Along with voluminous correspondence, various writings, audiovisual material, and original artworks, Chopin’s archive houses his extremely hard-to-define, lifelong hoarding art project called Milles Pensées, or “1000 thoughts.” He assembled these reminiscences, thoughts, and creative brainstormings in the form of scribbles, collages, typewriter poems, and ephemera pasted on printer paper, old correspondence, or loose manuscript pages. These 3000 separate pieces were found in two old suitcases, piled in without any detectable order or rationale for their placement. About half are illegible handwritten notes that one can only guess at. In fact, at first swipe it feels nearly impossible to understand any of the Milles Pensées.
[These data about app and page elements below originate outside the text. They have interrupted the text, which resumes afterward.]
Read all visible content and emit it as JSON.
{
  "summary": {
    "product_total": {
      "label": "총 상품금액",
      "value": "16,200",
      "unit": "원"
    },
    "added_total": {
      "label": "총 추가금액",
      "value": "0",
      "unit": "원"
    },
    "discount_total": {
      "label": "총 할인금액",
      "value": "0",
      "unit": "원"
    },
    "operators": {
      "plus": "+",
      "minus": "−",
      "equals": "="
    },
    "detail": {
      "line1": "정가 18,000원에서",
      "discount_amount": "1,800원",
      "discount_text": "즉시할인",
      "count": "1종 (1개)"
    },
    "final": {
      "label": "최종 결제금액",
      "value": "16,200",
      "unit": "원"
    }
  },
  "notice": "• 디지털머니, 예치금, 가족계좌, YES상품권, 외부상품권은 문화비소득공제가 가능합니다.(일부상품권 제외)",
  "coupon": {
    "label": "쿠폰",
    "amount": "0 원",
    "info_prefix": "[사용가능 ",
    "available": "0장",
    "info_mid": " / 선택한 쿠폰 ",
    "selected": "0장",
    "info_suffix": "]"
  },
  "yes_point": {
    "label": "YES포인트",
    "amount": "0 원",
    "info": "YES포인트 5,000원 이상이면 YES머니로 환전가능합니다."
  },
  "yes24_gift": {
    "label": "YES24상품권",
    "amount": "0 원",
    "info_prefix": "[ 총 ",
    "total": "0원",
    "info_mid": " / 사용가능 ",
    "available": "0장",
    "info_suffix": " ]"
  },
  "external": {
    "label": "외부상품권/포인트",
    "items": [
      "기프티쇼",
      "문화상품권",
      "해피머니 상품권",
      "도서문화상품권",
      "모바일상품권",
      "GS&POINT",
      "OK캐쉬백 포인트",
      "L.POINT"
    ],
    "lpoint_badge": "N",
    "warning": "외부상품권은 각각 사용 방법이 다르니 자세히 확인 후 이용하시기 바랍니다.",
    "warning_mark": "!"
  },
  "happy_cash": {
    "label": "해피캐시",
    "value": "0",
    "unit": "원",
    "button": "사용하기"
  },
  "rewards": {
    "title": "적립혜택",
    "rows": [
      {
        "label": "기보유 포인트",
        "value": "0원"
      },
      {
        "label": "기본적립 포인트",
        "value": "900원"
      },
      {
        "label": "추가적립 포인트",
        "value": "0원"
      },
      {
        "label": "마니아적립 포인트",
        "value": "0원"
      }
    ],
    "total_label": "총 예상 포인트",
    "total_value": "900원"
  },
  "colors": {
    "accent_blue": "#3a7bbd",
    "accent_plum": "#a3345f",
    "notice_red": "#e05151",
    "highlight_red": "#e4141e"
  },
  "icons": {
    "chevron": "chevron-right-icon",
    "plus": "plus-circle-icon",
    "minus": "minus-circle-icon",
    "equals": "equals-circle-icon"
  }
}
The archivists in possession of it before Beinecke describe it as a “Work in progress,” and organized piles by similiarity in physical appearance. Curiously, the rubberbands which maintain each separate pile seem quite old and worn, causing one to wonder how Chopin himself had used the rubberbands. The way he had it originally is unfortunately lost to us now. What at first feels like a monolithic, even frightening peek inside his brain and spirit, raising far more questions than it provides answers–Can it be read or a interpreted as a coherent whole, or is each document a piece unto itself? How can we characterize what was included in the Milles Pensées and what is categorized elsewhere? What role did the suitcases play? Was it meant to be an installation piece?–the Milles Pensées nonetheless becomes completely engrossing and quite fun.
In shifting between morbidly religious and downright playful, a complex portrait of Chopin emerges: there are constant allusions to his experience in the war, his relationship to art, creation, and death, as well as very honest discussions of fellow artists, friends, and foes. Undoubtedly though, the form of the project provides an unmistakable idea of the man himself. One can just see him sitting up at night, chain-smoking with a bottomless cup of coffee, absorbed by this obsessive, deeply personal impulse. Such a unique set of objects–uniquely insightful and uniquely powerful–proves invaluable to the study of Chopin. And this is the very first time it will become available for study.